Task statement
An exact reproduction of every record is required.

Start of Data excerpts

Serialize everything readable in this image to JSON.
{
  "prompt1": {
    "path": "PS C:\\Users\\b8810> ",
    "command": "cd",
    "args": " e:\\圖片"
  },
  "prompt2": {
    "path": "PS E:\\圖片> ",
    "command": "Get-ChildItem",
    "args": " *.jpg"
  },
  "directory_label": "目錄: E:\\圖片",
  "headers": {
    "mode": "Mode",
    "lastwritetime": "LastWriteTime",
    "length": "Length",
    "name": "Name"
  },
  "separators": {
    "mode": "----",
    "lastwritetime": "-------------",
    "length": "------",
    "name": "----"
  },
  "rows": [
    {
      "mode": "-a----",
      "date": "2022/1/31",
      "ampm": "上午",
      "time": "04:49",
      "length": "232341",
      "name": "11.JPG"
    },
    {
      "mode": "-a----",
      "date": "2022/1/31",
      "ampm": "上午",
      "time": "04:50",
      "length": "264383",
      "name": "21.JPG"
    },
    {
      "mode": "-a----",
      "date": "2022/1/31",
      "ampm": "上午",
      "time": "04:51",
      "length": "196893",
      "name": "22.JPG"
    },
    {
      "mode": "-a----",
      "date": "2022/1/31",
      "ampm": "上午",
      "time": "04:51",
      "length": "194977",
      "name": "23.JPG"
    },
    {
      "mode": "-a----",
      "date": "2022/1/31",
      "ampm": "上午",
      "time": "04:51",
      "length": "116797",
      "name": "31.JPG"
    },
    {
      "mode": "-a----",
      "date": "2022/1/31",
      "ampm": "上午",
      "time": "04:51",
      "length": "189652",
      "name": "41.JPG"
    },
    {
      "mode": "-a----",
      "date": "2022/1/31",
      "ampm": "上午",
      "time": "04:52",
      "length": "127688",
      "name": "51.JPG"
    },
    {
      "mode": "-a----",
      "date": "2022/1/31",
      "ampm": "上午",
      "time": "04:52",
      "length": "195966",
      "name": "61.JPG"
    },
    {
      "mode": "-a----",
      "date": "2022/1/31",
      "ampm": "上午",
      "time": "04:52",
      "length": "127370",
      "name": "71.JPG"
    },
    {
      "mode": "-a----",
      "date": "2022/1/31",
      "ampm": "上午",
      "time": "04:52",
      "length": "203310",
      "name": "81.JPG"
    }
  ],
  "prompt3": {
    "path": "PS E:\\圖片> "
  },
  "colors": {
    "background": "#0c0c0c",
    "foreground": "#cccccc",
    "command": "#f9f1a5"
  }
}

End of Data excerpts

Answer for this exercise
Serialize everything readable in this image to JSON.
{
  "prompt1": {
    "path": "PS C:\\Users\\b8810> ",
    "command": "cd",
    "args": " e:\\圖片"
  },
  "prompt2": {
    "path": "PS E:\\圖片> ",
    "command": "Get-ChildItem",
    "args": " *.jpg"
  },
  "directory_label": "目錄: E:\\圖片",
  "headers": {
    "mode": "Mode",
    "lastwritetime": "LastWriteTime",
    "length": "Length",
    "name": "Name"
  },
  "separators": {
    "mode": "----",
    "lastwritetime": "-------------",
    "length": "------",
    "name": "----"
  },
  "rows": [
    {
      "mode": "-a----",
      "date": "2022/1/31",
      "ampm": "上午",
      "time": "04:49",
      "length": "232341",
      "name": "11.JPG"
    },
    {
      "mode": "-a----",
      "date": "2022/1/31",
      "ampm": "上午",
      "time": "04:50",
      "length": "264383",
      "name": "21.JPG"
    },
    {
      "mode": "-a----",
      "date": "2022/1/31",
      "ampm": "上午",
      "time": "04:51",
      "length": "196893",
      "name": "22.JPG"
    },
    {
      "mode": "-a----",
      "date": "2022/1/31",
      "ampm": "上午",
      "time": "04:51",
      "length": "194977",
      "name": "23.JPG"
    },
    {
      "mode": "-a----",
      "date": "2022/1/31",
      "ampm": "上午",
      "time": "04:51",
      "length": "116797",
      "name": "31.JPG"
    },
    {
      "mode": "-a----",
      "date": "2022/1/31",
      "ampm": "上午",
      "time": "04:51",
      "length": "189652",
      "name": "41.JPG"
    },
    {
      "mode": "-a----",
      "date": "2022/1/31",
      "ampm": "上午",
      "time": "04:52",
      "length": "127688",
      "name": "51.JPG"
    },
    {
      "mode": "-a----",
      "date": "2022/1/31",
      "ampm": "上午",
      "time": "04:52",
      "length": "195966",
      "name": "61.JPG"
    },
    {
      "mode": "-a----",
      "date": "2022/1/31",
      "ampm": "上午",
      "time": "04:52",
      "length": "127370",
      "name": "71.JPG"
    },
    {
      "mode": "-a----",
      "date": "2022/1/31",
      "ampm": "上午",
      "time": "04:52",
      "length": "203310",
      "name": "81.JPG"
    }
  ],
  "prompt3": {
    "path": "PS E:\\圖片> "
  },
  "colors": {
    "background": "#0c0c0c",
    "foreground": "#cccccc",
    "command": "#f9f1a5"
  }
}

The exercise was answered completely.